Demand for spices was relatively inelastic, and therefore each lag in the supply of pepper caused a sharp rise in pepper prices.
In 1580 the Portuguese crown was united in a personal union with the Spanish crown, with which the Dutch Republic was at war.
The “United East Indian Company”, or “United East Indies Company” (also known by the abbreviation “VOC” in Dutch) was the brainchild of Johan van Oldenbarnevelt, the leading statesman of the Dutch Republic.
Before the Dutch Revolt, Antwerp had played an important role as a distribution centre in northern Europe.
In 1598, an increasing number of fleets were sent out by competing merchant groups from around the Netherlands.
Some fleets were lost, but most were successful, with some voyages producing high profits.
In March 1599, a fleet of eight ships under Jacob van Neck was the first Dutch fleet to reach the 'Spice Islands' of Maluku, the source of pepper, cutting out the Javanese middlemen.
The ships returned to Europe in 15 and the expedition made a 400 percent profit.
These factors motivated Dutch merchants to enter the intercontinental spice trade themselves.
The flag of the company was red, white, and blue (see Dutch flag), with the company logo embroidered on it.
Around the world and especially in English-speaking countries, the VOC is widely known as the "Dutch East India Company".
East of Solor, on the island of Timor, Dutch advances were halted by an autonomous and powerful group of Portuguese Eurasians called the Topasses.

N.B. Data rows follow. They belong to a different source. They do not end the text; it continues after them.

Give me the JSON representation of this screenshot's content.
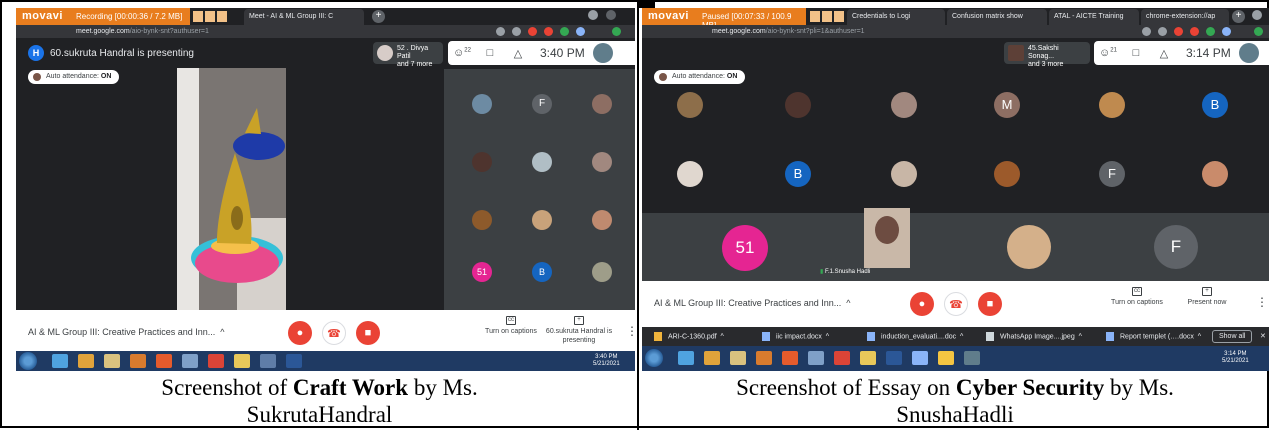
{
  "left_screenshot": {
    "recorder": {
      "logo": "movavi",
      "status": "Recording  [00:00:36 / 7.2 MB]"
    },
    "tabs": [
      {
        "label": "Meet - AI & ML Group III: C"
      }
    ],
    "url": {
      "host": "meet.google.com",
      "path": "/aio-bynk-snt?authuser=1"
    },
    "presenter": {
      "initial": "H",
      "text": "60.sukruta Handral is presenting"
    },
    "participants_panel": {
      "line1": "52 . Divya Patil",
      "line2": "and 7 more"
    },
    "toolbar": {
      "people_count": "22",
      "time": "3:40 PM",
      "you_label": "You"
    },
    "attendance": {
      "label": "Auto attendance:",
      "value": "ON"
    },
    "grid_tiles": [
      "F",
      "51",
      "B"
    ],
    "meeting_title": "AI & ML Group III: Creative Practices and Inn...",
    "captions_label": "Turn on captions",
    "presenting_label": "60.sukruta Handral is presenting",
    "clock": {
      "time": "3:40 PM",
      "date": "5/21/2021"
    }
  },
  "right_screenshot": {
    "recorder": {
      "logo": "movavi",
      "status": "Paused  [00:07:33 / 100.9 MB]"
    },
    "tabs": [
      {
        "label": "Credentials to Logi"
      },
      {
        "label": "Confusion matrix show"
      },
      {
        "label": "ATAL - AICTE Training"
      },
      {
        "label": "chrome-extension://ap"
      }
    ],
    "url": {
      "host": "meet.google.com",
      "path": "/aio-bynk-snt?pli=1&authuser=1"
    },
    "participants_panel": {
      "line1": "45.Sakshi Sonag...",
      "line2": "and 3 more"
    },
    "toolbar": {
      "people_count": "21",
      "time": "3:14 PM",
      "you_label": "You"
    },
    "attendance": {
      "label": "Auto attendance:",
      "value": "ON"
    },
    "grid_tiles": [
      "M",
      "B",
      "B",
      "F",
      "51",
      "F"
    ],
    "speaker_name": "F.1.Snusha Hadli",
    "meeting_title": "AI & ML Group III: Creative Practices and Inn...",
    "captions_label": "Turn on captions",
    "present_label": "Present now",
    "downloads": [
      "ARI-C-1360.pdf",
      "iic impact.docx",
      "induction_evaluati....doc",
      "WhatsApp Image....jpeg",
      "Report templet (….docx"
    ],
    "show_all": "Show all",
    "clock": {
      "time": "3:14 PM",
      "date": "5/21/2021"
    }
  },
  "captions": {
    "left": {
      "prefix": "Screenshot of ",
      "bold": "Craft Work",
      "suffix": " by Ms.",
      "line2": "SukrutaHandral"
    },
    "right": {
      "prefix": "Screenshot of Essay on ",
      "bold": "Cyber Security",
      "suffix": " by Ms.",
      "line2": "SnushaHadli"
    }
  },
  "colors": {
    "meet_bg": "#202124",
    "recorder_orange": "#e87d1e",
    "end_call_red": "#ea4335",
    "avatar_pink": "#e52592",
    "avatar_blue": "#1565c0",
    "avatar_grey": "#5f6368",
    "avatar_brown": "#8d6e63"
  }
}
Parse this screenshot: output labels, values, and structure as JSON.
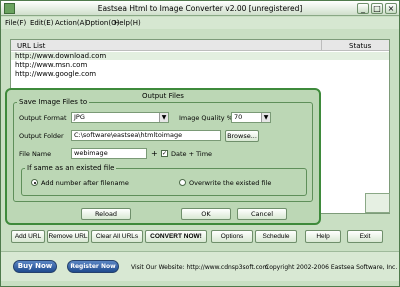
{
  "window": {
    "title": "Eastsea Html to Image Converter v2.00 [unregistered]",
    "minimize": "_",
    "maximize": "□",
    "close": "×"
  },
  "menu": [
    "File(F)",
    "Edit(E)",
    "Action(A)",
    "Option(O)",
    "Help(H)"
  ],
  "url_list": {
    "header_url": "URL List",
    "header_status": "Status",
    "rows": [
      "http://www.download.com",
      "http://www.msn.com",
      "http://www.google.com"
    ]
  },
  "toolbar": [
    "Add URL",
    "Remove URL",
    "Clear All URLs",
    "CONVERT NOW!",
    "Options",
    "Schedule",
    "Help",
    "Exit"
  ],
  "footer": {
    "buy": "Buy Now",
    "register": "Register Now",
    "visit": "Visit Our Website: http://www.cdnsp3soft.com",
    "copyright": "Copyright 2002-2006 Eastsea Software, Inc."
  },
  "dialog": {
    "title": "Output Files",
    "group_save": "Save Image Files to",
    "output_format_label": "Output Format",
    "output_format_value": "JPG",
    "quality_label": "Image Quality %",
    "quality_value": "70",
    "folder_label": "Output Folder",
    "folder_value": "C:\\software\\eastsea\\htmltoimage",
    "browse": "Browse...",
    "file_name_label": "File Name",
    "file_name_value": "webimage",
    "plus": "+",
    "date_time_checked": true,
    "date_time_label": "Date + Time",
    "group_exists": "If same as an existed file",
    "radio_add": "Add number after filename",
    "radio_overwrite": "Overwrite the existed file",
    "reload": "Reload",
    "ok": "OK",
    "cancel": "Cancel"
  },
  "colors": {
    "window_bg": "#c9dfc3",
    "dialog_bg": "#bcd7b5",
    "dialog_border": "#3e8a3b",
    "pill_blue": "#1f4b8e"
  }
}
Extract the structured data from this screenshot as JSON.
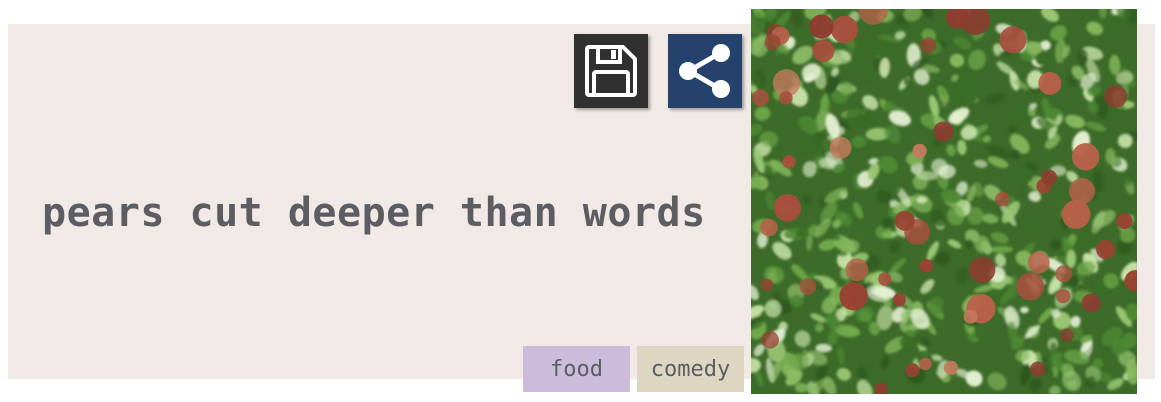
{
  "card": {
    "background_color": "#f1e9e5",
    "quote_text": "pears cut deeper than words",
    "text_color": "#5b5d63"
  },
  "actions": {
    "save": {
      "icon": "floppy-disk-icon",
      "color": "#303030"
    },
    "share": {
      "icon": "share-icon",
      "color": "#24426b"
    }
  },
  "tags": [
    {
      "label": "food",
      "color": "#cbbcdb"
    },
    {
      "label": "comedy",
      "color": "#dcd6c2"
    }
  ],
  "image": {
    "description_icon": "pear-tree-photo"
  }
}
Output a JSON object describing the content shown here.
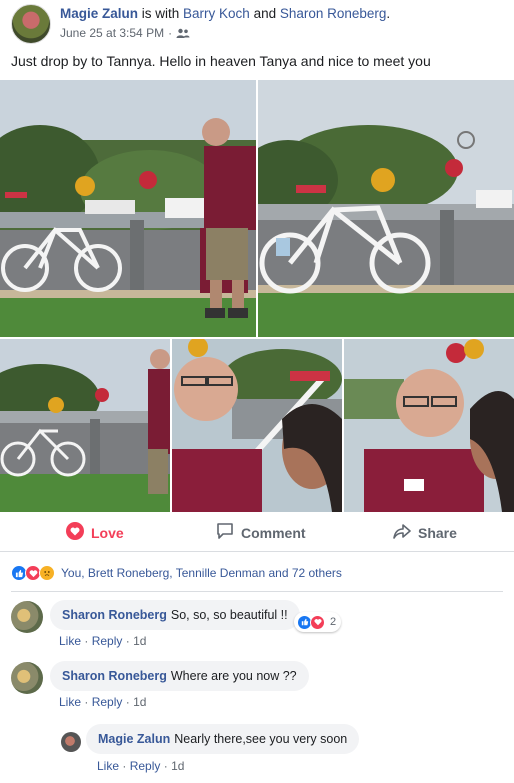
{
  "post": {
    "author": "Magie Zalun",
    "with_text": " is with ",
    "tag1": "Barry Koch",
    "and_text": " and ",
    "tag2": "Sharon Roneberg",
    "period": ".",
    "timestamp": "June 25 at 3:54 PM",
    "dot": "·",
    "privacy_icon": "friends-icon",
    "text": "Just drop by to Tannya. Hello in heaven Tanya and nice to meet you"
  },
  "actions": {
    "love_label": "Love",
    "comment_label": "Comment",
    "share_label": "Share"
  },
  "reactions": {
    "summary": "You, Brett Roneberg, Tennille Denman and 72 others",
    "types": [
      "like-icon",
      "love-icon",
      "sad-icon"
    ]
  },
  "comments": [
    {
      "author": "Sharon Roneberg",
      "text": "So, so, so beautiful !!",
      "reaction_count": "2",
      "like": "Like",
      "reply": "Reply",
      "sep": "·",
      "time": "1d"
    },
    {
      "author": "Sharon Roneberg",
      "text": "Where are you now ??",
      "like": "Like",
      "reply": "Reply",
      "sep": "·",
      "time": "1d"
    },
    {
      "author": "Magie Zalun",
      "text": "Nearly there,see you very soon",
      "like": "Like",
      "reply": "Reply",
      "sep": "·",
      "time": "1d"
    }
  ],
  "colors": {
    "link": "#385898",
    "love": "#f33e58",
    "like": "#1877f2",
    "muted": "#606770",
    "bubble": "#f2f3f5"
  }
}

They remained in control of the Sandalwood trade and their resistance lasted throughout the 17th and 18th centuries, causing Portuguese Timor to remain under the Portuguese sphere of control.